For months the inhabitants of the Atlantic island of St. Helena have faced a connectivity problem. The mailship from Cape Town broke down near the end of its life and the there was no way to get on or off the island as easily as before. This was despite the fact the British Government had spent £285m on a new airport.
We have previous stories on the problems this airport faced with wind shear. The first commercial test flight was undertaken by South Africa’s Comair, using a British Airways branded 737NG. That did no go well as the cross winds made the landing on the island unexpectedly difficult. But that was in April, by December a new solution emerged.
We anticipated that the success of the Embraer flights to and from the island were going to show the way forward. The lighter Embraer E-Jet would enable the island to be connected to South Africa again. This would then enable people to easily transit from Johannesburg to the UK.
Today we understand that SA Airlink has signed a three-year deal to provide scheduled services to St. Helena using their Embraer E-190. The island has been waiting since May 2016 for air service to start. The proposed flight will occur weekly, from Johannesburg to St. Helena with a tech stop in Windhoek, Namibia. Total flight time will be six and a quarter hours – the Windhoek stop is included and should be 30 minutes to refuel for the long over water leg. The plan is for these flights to start in October.
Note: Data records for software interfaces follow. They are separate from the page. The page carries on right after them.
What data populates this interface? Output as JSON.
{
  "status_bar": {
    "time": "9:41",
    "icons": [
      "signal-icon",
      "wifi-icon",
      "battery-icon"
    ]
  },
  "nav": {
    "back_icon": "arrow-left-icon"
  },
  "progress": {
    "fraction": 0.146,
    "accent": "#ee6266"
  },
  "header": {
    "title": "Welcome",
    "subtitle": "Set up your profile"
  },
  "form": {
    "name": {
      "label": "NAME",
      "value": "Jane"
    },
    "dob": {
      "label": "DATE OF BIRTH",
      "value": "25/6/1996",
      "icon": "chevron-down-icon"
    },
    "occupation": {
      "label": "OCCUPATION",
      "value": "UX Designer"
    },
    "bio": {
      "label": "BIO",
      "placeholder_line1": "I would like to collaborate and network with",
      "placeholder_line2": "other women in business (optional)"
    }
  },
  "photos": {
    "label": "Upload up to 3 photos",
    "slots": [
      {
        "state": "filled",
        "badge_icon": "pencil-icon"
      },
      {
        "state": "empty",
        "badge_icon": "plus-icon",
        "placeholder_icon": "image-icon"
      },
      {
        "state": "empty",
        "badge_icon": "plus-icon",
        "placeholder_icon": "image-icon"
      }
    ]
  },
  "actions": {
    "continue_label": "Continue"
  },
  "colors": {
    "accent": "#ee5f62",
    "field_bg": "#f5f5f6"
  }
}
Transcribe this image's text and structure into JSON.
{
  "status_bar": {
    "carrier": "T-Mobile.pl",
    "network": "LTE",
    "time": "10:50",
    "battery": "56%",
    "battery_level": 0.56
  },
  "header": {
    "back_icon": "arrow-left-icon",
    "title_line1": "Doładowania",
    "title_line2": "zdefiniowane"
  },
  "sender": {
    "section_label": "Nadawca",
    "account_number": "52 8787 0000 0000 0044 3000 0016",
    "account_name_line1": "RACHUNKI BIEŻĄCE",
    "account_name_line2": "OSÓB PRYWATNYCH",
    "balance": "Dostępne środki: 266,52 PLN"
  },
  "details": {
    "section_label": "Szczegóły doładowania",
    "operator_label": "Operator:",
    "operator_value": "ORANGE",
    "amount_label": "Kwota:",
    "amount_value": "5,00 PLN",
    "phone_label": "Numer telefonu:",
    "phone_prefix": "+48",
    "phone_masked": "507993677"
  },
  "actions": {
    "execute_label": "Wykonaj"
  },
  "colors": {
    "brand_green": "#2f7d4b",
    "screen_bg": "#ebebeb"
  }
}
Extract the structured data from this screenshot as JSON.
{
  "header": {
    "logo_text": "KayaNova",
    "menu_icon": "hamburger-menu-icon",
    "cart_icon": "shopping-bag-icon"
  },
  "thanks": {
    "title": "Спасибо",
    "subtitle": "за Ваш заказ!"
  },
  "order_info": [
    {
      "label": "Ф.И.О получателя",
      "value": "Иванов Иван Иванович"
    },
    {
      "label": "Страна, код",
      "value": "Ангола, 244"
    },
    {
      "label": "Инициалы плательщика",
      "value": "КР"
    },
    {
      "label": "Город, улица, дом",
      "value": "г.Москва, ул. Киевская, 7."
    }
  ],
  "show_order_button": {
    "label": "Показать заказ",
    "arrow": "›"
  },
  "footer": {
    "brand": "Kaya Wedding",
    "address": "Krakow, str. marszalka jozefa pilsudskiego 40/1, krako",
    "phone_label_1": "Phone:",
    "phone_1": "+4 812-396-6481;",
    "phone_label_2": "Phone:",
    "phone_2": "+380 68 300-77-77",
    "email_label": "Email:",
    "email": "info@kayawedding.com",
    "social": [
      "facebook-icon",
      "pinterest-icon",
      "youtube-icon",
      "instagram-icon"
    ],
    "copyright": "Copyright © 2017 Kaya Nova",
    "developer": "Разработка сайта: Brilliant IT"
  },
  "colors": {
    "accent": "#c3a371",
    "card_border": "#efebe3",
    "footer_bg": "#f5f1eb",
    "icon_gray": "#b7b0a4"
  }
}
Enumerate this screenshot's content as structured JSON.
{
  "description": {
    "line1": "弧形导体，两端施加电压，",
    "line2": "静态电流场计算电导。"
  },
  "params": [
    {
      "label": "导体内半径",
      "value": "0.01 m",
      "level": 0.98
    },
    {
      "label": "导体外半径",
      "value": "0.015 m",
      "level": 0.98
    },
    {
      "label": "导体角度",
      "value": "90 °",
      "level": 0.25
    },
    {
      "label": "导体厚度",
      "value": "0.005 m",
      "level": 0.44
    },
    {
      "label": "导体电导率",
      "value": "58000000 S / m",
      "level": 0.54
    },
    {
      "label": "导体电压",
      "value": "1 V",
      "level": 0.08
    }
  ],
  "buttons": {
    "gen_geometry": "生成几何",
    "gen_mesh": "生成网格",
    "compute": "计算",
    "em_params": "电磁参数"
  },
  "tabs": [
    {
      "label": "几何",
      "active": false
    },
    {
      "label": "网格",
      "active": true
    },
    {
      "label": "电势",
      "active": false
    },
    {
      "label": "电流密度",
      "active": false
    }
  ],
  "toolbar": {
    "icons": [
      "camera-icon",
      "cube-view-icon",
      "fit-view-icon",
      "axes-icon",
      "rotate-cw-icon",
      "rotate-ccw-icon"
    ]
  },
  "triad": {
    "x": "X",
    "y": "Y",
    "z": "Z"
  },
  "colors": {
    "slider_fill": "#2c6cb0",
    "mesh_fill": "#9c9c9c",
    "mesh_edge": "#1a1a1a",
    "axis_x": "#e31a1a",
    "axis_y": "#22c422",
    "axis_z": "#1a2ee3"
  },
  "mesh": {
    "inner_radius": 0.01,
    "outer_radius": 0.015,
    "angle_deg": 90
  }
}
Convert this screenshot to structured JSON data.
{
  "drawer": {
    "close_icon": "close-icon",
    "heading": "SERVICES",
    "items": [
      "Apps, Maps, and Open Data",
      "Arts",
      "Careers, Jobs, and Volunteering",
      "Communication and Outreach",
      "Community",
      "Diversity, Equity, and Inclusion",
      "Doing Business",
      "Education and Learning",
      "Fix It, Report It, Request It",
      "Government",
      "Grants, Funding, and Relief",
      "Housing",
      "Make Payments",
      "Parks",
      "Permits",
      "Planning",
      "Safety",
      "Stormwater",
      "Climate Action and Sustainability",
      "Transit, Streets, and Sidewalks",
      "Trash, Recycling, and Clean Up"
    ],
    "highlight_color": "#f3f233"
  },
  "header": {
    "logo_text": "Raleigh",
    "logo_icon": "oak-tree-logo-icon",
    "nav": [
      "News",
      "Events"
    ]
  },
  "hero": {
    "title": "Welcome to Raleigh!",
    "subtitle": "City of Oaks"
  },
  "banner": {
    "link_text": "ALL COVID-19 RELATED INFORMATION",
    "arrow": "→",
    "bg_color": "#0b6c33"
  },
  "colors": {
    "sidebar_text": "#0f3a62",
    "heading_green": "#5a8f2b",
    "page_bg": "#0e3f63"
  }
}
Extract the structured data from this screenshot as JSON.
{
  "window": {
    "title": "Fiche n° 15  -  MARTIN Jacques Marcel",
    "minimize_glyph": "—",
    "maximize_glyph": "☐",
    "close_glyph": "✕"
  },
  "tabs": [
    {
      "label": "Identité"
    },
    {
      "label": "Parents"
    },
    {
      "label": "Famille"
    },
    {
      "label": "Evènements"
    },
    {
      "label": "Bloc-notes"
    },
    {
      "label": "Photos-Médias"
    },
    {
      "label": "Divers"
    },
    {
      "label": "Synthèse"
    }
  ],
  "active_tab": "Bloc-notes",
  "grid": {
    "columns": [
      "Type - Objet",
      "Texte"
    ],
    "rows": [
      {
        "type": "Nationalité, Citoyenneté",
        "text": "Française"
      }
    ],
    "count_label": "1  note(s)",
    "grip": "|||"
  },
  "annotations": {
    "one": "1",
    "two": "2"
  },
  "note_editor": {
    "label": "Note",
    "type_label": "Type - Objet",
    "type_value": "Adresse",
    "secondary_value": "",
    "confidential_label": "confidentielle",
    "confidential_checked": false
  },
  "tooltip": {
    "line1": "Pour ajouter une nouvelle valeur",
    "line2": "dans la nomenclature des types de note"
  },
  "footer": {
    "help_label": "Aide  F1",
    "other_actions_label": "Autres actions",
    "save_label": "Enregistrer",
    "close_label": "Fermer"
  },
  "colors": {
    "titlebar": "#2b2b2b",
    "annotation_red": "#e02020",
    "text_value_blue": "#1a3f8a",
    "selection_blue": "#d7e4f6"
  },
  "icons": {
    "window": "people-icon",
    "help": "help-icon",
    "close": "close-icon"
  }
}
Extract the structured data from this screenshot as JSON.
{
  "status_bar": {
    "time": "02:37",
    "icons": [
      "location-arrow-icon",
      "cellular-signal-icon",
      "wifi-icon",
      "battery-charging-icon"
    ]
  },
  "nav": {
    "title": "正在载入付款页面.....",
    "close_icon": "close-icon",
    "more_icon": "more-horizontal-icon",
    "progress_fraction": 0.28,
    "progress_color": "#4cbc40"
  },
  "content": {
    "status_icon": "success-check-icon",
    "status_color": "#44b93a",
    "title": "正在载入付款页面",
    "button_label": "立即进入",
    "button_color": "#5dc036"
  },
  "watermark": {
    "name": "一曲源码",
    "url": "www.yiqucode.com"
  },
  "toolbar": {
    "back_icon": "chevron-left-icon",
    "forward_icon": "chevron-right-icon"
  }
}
SA Airlink acquired E-190s from NAC earlier this year. The flight tests on the island by Embraer proved the E-190 to be the right aircraft. The willingness of SA Airlink to take on this unusual flight will enable it to demonstrate a significant increase in capabilities.